These days there’s a lot of buzz around innovation at the edge — the notion that the network edge, powered by more intelligent, more pervasive devices, is where new ideas are flourishing.


Of course, there’s emerging technologies like machine learning, analytics, and blockchain that are rapidly changing processes. But when it comes to larger scale disruption and creating new, transformational business models, it all comes down to one thing: Data.

The massive influx of data being generated at the edge — combined with the ability to take action on it — is creating businesses where they did not exist before, and disrupting existing companies to the point where previous offerings are no longer relevant to future growth.

Don’t take our word for it! Read these three true stories below on how an industry, a company, and even an individual can get in on the action in today’s increasingly data-driven world:

1. Connected Cars

There may come a time when car manufacturers don’t measure their success using metrics like distance on a single charge, battery life, or MPG (miles per gallon). How about DPG? Data Per Gallon. That’s right. Connected cars are ushering in a new era for the automotive industry where driving takes a backseat to data.

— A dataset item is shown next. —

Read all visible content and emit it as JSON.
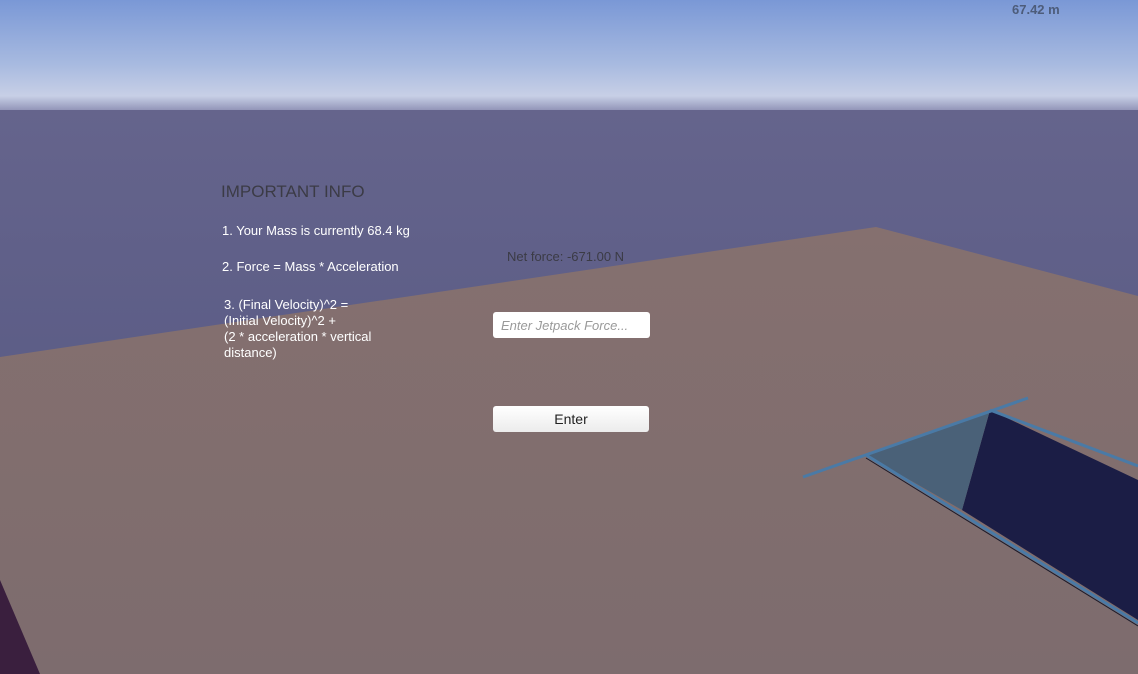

According to a recent Ars Technica article, more new cars were added to cellular networks than new phones in 2017, and 95% of them of are “connected” in some fashion. So, how are automobile makers monetizing the massive amount of data being generated and collected by today’s cars? Here’s an example: A fuel company buys data from a car manufacturer that shows what drives people to buy gas, if they prefer a certain brand or will stop anywhere, and what else to do buy when filling up — to name a few. The fuel company then uses the data to help guide branding, pricing, and the overall customer experience. BTW, the article also notes that nearly half of drivers are unaware that data about their driving habits is even being collected. Read the complete Ars Technica article here.

2. Fitbit Shifts from Devices to Data

Many of us know FitBit as one of the first ‘wearables’ to hit the market. The sleek wristbands that came in a wide variety of colors measured everything from our body pulse to how many steps we take to get to work every day. Knowing that, you may be surprised to hear that the company is not betting its future on hardware, but rather the huge amounts of personal health data it generates every second of every day. Here’s how FitBit CEO James Park described the company’s strategy to grow by becoming part of the healthcare ecosystem in a recent quarterly earnings report: “Devices enable data collection, provide a point of interaction, while software and data drives engagement and can be leveraged to provide personalized insight. Together, devices, data and software form a platform that gives users the tools to help reach our health and fitness goals, while also providing them with a more complete picture of their overall health.”

With this wealth of information on public health, FitBit is also partnering with organizations like the Food & Drug Administration (FDA) in the U.S. to put the data to good use with ‘digital therapeutics’ that focus on specific areas like diabetes, the heart, and sleep disorders. You can get the full story at ZDNet.

3. Selling Your Own Personal Data

Brooklyn, NY-based CoverUS is using blockchain technology to empower people to take ownership of their health data. And then helping them sell it back to insurers, healthcare providers and other companies directly, rather than forcing them to use so-called healthcare data brokerages. People can then use the proceeds to obtain cheaper healthcare services, set up health savings accounts, or even buy gym memberships. So what’s in it for co-founders Andrew Hoppin and Christopher Seale: Making healthcare more accessible and affordable — and making some money by lowering the cost of healthcare. Read more in this Fast Company article.

Are you thinking about ways to monetize data at your company?

Check out this report from KPMG, titled Framing a Winning Data Monetization Strategy. It provides some great tips and approaches for tapping into data monetization at your company.